On our last expedition day for group 1, a primate group went out for observations in the morning and the rest of the team collected all camera traps. Back at base everyone helped going through thousands of pictures before lunchtime, using all available laptops, extracted animal pictures in the first step and finally ran them through the ID process. Even more, everyone helped a lot over the last couple of days putting datasheets into the computer so that we have a pretty complete picture of what the first team has achieved. Here is a summary of the results:

Large mammal transects

  • 18 driving transects were completed, the total number of sightings is 44 of nine different species.
  • Seven walking and five hippo transects, the average number of hippos counted along the lake transect was 108
  • Overall most animals were recorded in the southern part of the reserve most likely (because that’s where all the water is)

Elephant observations

This activity was performed 15 times. Every day a team went out to find elephant herds and to take ID pictures. Back at base, the pictures were used to identify individuals by comparing them with ID identification sheets of 94 elephants on the existing database. A great result is that six new elephants could be added: four females and one male. It was the observer’s privilege to name them, the new additions are now Carily, Sabra, JuMaddy, Kylie and Elias.

Elephant dung survey

Elephant dung was picked up from different locations within the reserve for further analysis. 229 seeds were extracted, washed and dried for identification. So far only four of them could be identified.

Primate observations

Six times a team of two to three people followed “our” troup of vervet monkeys for behaviour observations. Focal observations of one individual at a time were performed 29 times for 20 min each. The focal, continuous and proximity observations help to bolster an existing database that was started in April this year when the monkeys were released into Vwaza Wildlife Reserve.

Biodiversity studies & insects
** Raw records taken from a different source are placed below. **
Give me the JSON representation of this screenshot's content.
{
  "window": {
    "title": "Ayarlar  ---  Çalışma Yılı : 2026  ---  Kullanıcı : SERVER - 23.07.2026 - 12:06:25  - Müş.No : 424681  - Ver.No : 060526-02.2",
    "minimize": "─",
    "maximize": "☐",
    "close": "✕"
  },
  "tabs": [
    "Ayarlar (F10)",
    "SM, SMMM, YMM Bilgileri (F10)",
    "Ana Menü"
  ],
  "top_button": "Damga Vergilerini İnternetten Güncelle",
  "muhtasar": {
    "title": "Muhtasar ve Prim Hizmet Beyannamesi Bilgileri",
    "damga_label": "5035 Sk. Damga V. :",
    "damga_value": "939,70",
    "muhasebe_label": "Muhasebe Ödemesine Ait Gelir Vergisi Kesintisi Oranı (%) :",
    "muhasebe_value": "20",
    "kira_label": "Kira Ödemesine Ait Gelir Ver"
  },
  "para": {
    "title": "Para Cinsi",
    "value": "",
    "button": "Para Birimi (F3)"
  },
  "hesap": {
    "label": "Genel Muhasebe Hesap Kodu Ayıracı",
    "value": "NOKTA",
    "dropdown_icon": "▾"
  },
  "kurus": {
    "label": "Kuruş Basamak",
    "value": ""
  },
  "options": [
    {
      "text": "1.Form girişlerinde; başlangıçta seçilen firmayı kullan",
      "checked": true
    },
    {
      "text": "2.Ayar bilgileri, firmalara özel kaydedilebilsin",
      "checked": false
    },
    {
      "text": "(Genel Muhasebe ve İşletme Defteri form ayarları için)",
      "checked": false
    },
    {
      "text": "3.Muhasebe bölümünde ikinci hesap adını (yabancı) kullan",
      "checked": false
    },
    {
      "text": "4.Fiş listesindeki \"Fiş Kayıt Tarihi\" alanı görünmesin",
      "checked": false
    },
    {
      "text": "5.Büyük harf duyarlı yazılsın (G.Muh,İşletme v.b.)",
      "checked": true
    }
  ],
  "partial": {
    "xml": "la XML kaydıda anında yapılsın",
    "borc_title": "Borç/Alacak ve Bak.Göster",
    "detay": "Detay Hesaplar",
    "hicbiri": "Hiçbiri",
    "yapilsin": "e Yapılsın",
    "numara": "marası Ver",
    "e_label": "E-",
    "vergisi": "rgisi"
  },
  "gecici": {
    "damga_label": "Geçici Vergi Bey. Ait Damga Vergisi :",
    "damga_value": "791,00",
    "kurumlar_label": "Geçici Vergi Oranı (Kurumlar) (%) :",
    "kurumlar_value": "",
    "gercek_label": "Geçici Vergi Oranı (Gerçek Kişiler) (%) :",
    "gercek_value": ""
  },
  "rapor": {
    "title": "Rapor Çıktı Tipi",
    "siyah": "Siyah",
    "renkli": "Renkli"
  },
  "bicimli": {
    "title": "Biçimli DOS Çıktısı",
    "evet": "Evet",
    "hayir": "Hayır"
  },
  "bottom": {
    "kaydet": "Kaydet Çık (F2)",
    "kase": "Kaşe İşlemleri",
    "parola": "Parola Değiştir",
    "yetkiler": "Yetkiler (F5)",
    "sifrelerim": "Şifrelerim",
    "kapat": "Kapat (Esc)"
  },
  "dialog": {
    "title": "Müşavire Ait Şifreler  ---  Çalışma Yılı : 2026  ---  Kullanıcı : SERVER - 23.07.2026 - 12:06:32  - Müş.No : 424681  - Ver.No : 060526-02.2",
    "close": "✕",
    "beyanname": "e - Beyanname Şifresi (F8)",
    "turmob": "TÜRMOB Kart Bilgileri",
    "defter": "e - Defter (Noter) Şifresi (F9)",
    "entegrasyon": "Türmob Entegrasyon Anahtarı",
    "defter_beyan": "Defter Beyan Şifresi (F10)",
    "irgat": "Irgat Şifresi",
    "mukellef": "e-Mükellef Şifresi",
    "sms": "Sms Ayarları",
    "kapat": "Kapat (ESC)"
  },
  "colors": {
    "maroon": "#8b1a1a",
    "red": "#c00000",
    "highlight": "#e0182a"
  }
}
On four occasions light traps were put out. The samples collected included 900+ individual insects that were processed by organising them into family groups, measuring and counting them in three sessions. 11 insect orders were represented within the samples, the largest number that has ever been found.

Camera traps

24 camera traps were out for nine nights each in the southern half of the reserve. We found animals on 1500 pictures, identified 23 different species, including 7 carnivores and one big cat: a leopard. Other species were genet, civet, serval, caracal, proqupine, spotted hyaena, honey badger, water mongoose, ground hornbill, duiker, hippo, elephant, yellow baboon, vervet monkey, bushbuk, guinnea fowl, kudu.

Bat surveys

Over six bat survey nights a total number of 34 bats of eight different species were caught in the mist and harp nets set up 30 min before sunset and closed after three hours. Two species were recorded for the first time in Vwaza: Laphotis botswanae (only recorded once in Lillongwe National Park) and Myotis bocagii. On top of that the team caught and identified a new species for Malawi! A Kerivoula lanosa, also called woolly bat, in one of the harp nets on a study site pretty close to camp. The only record of this species in Malawi is from the 1980s!

Quoting scientist Karen: “the results are insane!”. Thank you very much, team 1. Over to you, team 2!

Malawi: More research and a day at the village

After a week full of activities, the team spent the afternoon of a well-earned day off at the neighbouring village where were warmly welcomed and fed.

We were back to our research tasks on Sunday. We exchanged SD cards of 21 camera traps that were set five days earlier along the West and North road.  We managed to go through the camera trap pictures using multiple laptops. Some of the SD cards had more than 3000 pictures on them – mostly of grass! More about animal pictures when we have finished identifying the species.

As the days went by, teams went out for elephant observations each day, we continued primate observations following a troup of vervet monkeys that were released at Vwaza a few months ago. Bat surveys continued in the evenings. On some of the hippo transect walks along the lake shore, we counted over 140 individuals.

Now team 1 has only two more days to go… time flies! I’ll keep you updated about the results.